Like typical Terriers, the Norfolk is energetic, capable of mischief and needy of interaction. Norfolks are ideal for guardians who want a small, active dog not requiring a large yard.
Norfolks generally mature at one year, but reach their full size around 6 to 8 months.
Male: 11-12 lbs.
Female: 11-12 lbs.
Height at Withers:
Male: 10 in.
Female: 9 in.
Floppy ears (naturally)
Exercise Requirements: 20-40 minutes/day
Energy Level: Very energetic
Longevity Range: 13-15 yrs
Tendency to Drool: Low
Tendency to Snore: Low
Tendency to Bark: High
Tendency to Dig: High
Social/Attention Needs: Moderate
Ratting, fox bolting
Characteristics: Hard coat
Colors: Red, wheaten, black and tan, grizzle
Overall Grooming Needs: Moderate
AKC Classification: Terrier
UKC Classification: Terrier
Norfolk terriers are small-sized dogs weighing 11 to12 pounds (5 to 6 kilograms).
The height is nine to 10 inches at the shoulder. The body is long and the head is fox-like. The Norfolk has drop ears unlike their cousin the Norfolk, whose ears are pricked. Norfolks generally mature at 1 year, although they reach their full size around 6 to 8 months.
The Norfolk coat is short, harsh, wiry and straight. The breed has a definite undercoat. The Norfolk sheds twice yearly and requires brushing and combing twice a week. The color can be red, wheaten, black and tan, black and gray, or red and white mixed in a grizzled pattern.
Norfolk terriers are active, intelligent dogs. They do not make good kennel dogs; they prefer being with their guardians and characteristically are interested in everything their guardians do. Typical terriers, they are energetic and capable of much mischief, needing plenty of things to do or they will find something. They tend to be stubborn. They excel in earth dog and agility trials. Having the terrier instinct to roam, these dogs are generally untrustworthy off leash. Like all terriers, they may chew and dig if bored.
Norfolk Terriers need a large amount of interaction with people. They tolerate other dogs and cats well, if raised with them. The Norfolk heritage of ridding vermin makes them apt to kill other small pets such as rodents, birds and reptiles, so these should be kept away from the Norfolk.
Norfolk Terriers make excellent watchdogs but poor guard dogs because of their size. Norfolks can bark excessively if not properly trained. They also will pull on the leash. They enjoy outside activities.
Norfolks are ideal for guardians who want a small, active dog who does not require a large yard and can be contented with frequent walks and games of fetch. They do not do well left alone for long periods. Nor can they be trusted off lead. Their hunting urge propels them to search every cranny for vermin.
Norfolk Terriers typically live from 13 to 15 years.
The Norfolk terrier, close cousin to the Norfolk terrier, originated in East Anglia, England.
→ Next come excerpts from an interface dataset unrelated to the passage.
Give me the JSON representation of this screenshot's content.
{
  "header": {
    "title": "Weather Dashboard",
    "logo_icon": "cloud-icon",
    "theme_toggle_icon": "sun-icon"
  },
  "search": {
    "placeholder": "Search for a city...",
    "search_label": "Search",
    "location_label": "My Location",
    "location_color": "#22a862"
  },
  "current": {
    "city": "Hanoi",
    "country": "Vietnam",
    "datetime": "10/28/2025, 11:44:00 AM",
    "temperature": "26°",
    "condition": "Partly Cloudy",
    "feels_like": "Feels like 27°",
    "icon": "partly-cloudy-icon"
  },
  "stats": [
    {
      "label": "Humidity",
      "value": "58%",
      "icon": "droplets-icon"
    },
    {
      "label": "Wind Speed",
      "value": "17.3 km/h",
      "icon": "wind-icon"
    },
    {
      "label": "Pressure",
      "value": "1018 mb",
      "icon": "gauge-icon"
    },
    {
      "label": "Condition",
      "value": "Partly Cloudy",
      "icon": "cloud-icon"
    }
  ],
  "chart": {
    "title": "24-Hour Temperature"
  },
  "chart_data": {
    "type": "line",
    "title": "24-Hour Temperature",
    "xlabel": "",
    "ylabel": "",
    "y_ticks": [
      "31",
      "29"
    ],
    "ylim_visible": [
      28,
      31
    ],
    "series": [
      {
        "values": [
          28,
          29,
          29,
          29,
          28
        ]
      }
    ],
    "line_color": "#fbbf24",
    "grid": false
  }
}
The two breeds were sought as ratters and by the 1880s were popular at Cambridge University among the students. One dog named Rags who lived at a stable near Norfolk became the founding sire for the Norfolk Terrier. Through selective breeding, horsemen bred other terriers to Rags and his offspring to produce a ratter and a fox hunter.
The Norfolk Terrier was introduced to America in 1914. The American Kennel Club recognized the breed in 1936. The Norfolk and the Norfolk terriers were considered the same breed until 1979 when the AKC recognized the drop ear Norfolk to be a separate breed.
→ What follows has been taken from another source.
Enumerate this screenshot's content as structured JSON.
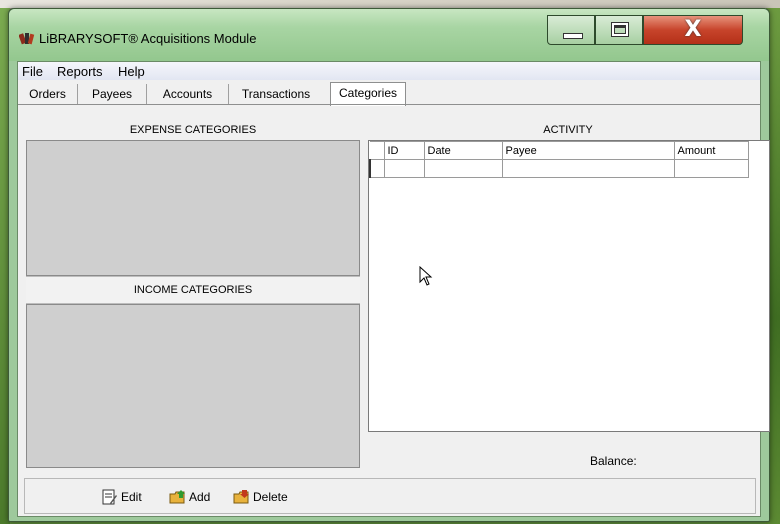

The Norfolk Terrier is the quintessential Terrier. He is feisty and tough. He delights his guardian as a faithful companion as well as a accomplished ratter.